*TASK DETAILS*
Search the data for the string "title" and gather each line it is in.

*DATA SHOWN*
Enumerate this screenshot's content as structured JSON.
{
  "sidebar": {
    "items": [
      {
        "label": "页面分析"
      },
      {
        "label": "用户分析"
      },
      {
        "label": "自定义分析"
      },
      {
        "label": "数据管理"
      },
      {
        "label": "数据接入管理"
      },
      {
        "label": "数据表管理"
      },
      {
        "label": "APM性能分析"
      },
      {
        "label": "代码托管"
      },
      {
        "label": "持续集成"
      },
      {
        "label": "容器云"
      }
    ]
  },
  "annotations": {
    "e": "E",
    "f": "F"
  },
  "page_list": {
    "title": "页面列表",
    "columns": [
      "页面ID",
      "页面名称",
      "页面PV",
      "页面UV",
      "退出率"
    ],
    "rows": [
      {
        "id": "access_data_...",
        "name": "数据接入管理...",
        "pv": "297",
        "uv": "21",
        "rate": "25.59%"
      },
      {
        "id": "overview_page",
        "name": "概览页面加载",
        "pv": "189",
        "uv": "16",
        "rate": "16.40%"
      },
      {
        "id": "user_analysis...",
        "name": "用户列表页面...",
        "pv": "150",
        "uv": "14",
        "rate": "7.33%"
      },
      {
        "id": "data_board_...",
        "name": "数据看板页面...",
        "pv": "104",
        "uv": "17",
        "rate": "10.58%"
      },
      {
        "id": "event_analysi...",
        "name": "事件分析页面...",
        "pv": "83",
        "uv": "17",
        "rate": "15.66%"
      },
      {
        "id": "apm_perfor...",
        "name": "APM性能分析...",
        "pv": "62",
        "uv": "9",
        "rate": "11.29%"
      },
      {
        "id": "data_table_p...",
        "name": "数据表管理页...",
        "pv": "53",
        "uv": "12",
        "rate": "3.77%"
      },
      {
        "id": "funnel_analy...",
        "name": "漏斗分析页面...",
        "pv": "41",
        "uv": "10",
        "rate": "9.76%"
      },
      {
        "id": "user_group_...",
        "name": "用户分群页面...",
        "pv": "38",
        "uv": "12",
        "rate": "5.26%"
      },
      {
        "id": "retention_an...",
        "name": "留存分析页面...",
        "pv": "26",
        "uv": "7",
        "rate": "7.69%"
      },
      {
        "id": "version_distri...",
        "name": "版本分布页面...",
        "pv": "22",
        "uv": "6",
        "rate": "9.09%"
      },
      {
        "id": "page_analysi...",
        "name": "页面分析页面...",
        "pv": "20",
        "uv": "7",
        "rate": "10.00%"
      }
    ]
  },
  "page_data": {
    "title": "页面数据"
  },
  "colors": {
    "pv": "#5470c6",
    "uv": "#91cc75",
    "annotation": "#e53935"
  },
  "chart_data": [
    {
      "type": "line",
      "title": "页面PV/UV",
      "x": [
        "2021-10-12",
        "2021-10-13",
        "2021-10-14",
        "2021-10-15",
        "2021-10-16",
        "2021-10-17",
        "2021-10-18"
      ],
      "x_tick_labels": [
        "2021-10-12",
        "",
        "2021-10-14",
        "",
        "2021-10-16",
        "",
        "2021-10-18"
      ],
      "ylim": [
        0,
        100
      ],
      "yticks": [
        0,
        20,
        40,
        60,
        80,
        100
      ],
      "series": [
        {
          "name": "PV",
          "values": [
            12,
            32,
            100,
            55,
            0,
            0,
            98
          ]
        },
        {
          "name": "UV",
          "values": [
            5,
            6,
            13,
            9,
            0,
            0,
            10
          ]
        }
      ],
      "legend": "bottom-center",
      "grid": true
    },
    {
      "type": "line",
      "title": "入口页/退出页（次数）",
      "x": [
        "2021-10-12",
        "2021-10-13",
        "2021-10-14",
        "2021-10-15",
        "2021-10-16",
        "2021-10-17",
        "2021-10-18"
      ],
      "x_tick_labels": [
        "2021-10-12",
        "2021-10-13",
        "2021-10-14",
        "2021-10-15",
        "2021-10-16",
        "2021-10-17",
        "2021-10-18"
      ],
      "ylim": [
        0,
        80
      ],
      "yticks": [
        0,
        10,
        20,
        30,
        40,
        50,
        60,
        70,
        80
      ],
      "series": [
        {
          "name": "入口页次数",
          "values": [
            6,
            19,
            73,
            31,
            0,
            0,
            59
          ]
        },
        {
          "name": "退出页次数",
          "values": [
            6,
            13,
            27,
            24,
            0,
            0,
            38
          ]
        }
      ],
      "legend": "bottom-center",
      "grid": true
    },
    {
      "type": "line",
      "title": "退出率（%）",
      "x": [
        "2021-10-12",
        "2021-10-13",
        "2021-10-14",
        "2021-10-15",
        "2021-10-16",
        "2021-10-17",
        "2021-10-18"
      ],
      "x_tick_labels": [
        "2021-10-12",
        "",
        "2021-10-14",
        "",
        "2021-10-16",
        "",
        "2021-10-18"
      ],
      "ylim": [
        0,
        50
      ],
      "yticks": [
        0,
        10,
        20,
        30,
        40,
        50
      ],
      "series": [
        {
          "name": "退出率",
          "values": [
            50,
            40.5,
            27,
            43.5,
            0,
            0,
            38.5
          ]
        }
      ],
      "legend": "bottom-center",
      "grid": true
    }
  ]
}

*EXPECTED OUTPUT*
    "title": "页面列表",
    "title": "页面数据"
      "title": "页面PV/UV",
      "title": "入口页/退出页（次数）",
      "title": "退出率（%）",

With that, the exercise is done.